Bio: Michael Frishkopf is Professor of Music, Associate Director of the Canadian Centre for Ethnomusicology, and folkwaysAlive! Research Fellow at the University of Alberta. His research focuses on the music and sounds of Islam, the Arab world, and West Africa. Research interests also include music for development, social network theory, digital music repositories, and music in cyberworlds. A SSHRC-funded collaborative project, Music and Architecture in the Muslim World, centers on intersecting soundscapes and landscapes of the Muslim world.Recent productions include an edited collection, Music and Media in the Arab World, a collaborative video, “Songs of the New Arab Revolutions”, two music CDs supporting West African development ( and, a series “Songs for sustainable development and peace”, and numerous articles and book chapters, including the forthcoming “Venerating Cairo’s saints through music and monument.” Professor Frishkopf has received major research grants from the Social Science and Humanities Research Council (SSRHC), the Canadian Heritage Information Network, the American Research Center in Egypt, the Social Science Research Council (USA), the Fulbright Program, the Woodrow Wilson Foundation, and the National Endowment for the Humanities.

Iman Mersal is an Associate Professor in the Department of Modern Languages and Cultural Studies at the University of Alberta.

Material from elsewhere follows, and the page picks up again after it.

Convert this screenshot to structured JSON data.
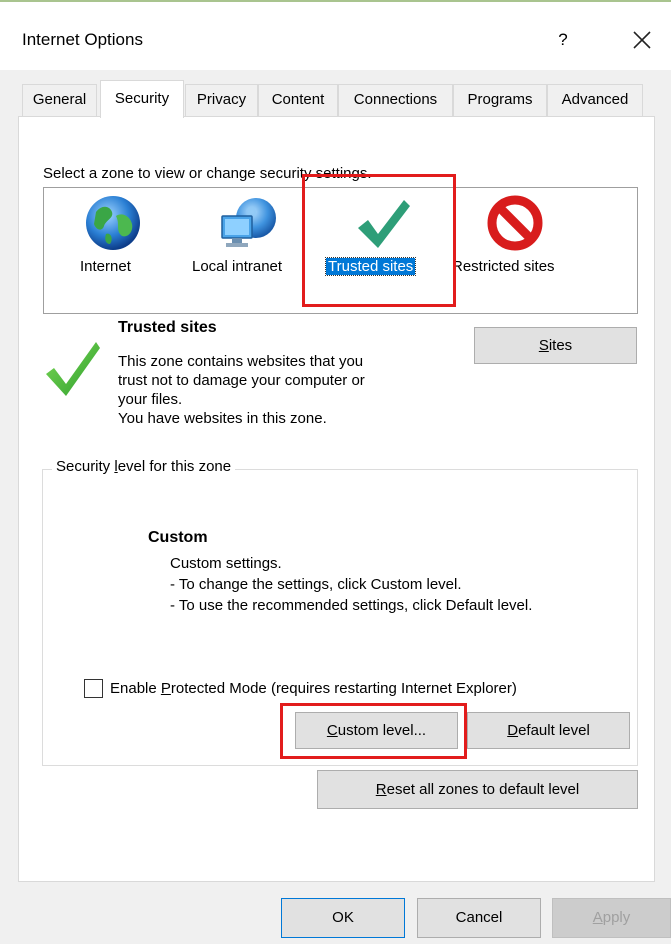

She co-founded Bint al-Ard (Daughter of the Earth), which she co-edited from 1986 to 1992. Her work has appeared in Blackbird, The American Poetry Review, “Parnassus”, and Paris Review. She has read at numerous poetry festivals, including the London Poetry Parnassus, billed as the biggest gathering of poets in world history, where she represented Egypt. Iman Mersal is also the author of four books of poems in Arabic. Her poems appeared in Paris Review, American Poetry Review, The Kenyon Review and Michigan Quarterly Review.  Selected poems from Mersal’s oeuvre have been translated into numerous languages, including French, German, Spanish, Dutch, Italian and Hebrew. These Are Not Oranges, My Love, a selection of Mersal’s work translated into English by Khaled Mattawa, was published by Sheep Meadow, New York in 2008.

Guilnard Moufarrej is an Assistant Professor in the Languages and Cultures Department, U.S. Naval Academy.

Nermeen Youssef is a PhD Candidate at the Department of Pharmacology at the University of Alberta. She is a researcher at Peter Light’s lab in the Alberta Diabetes Institute and one of the three U of A co contestants who presented their revolutionary ideas at the Falling Walls Lab finale Nov. 8 in Berlin, part of an international conference held during 25th anniversary celebrations of the fall of the Berlin Wall. She also won second place at the U of A qualifier, joined engineering post-doc Zack Storms and chemical engineering PhD student Diana Martinez Tobon in representing the university at the Berlin finale.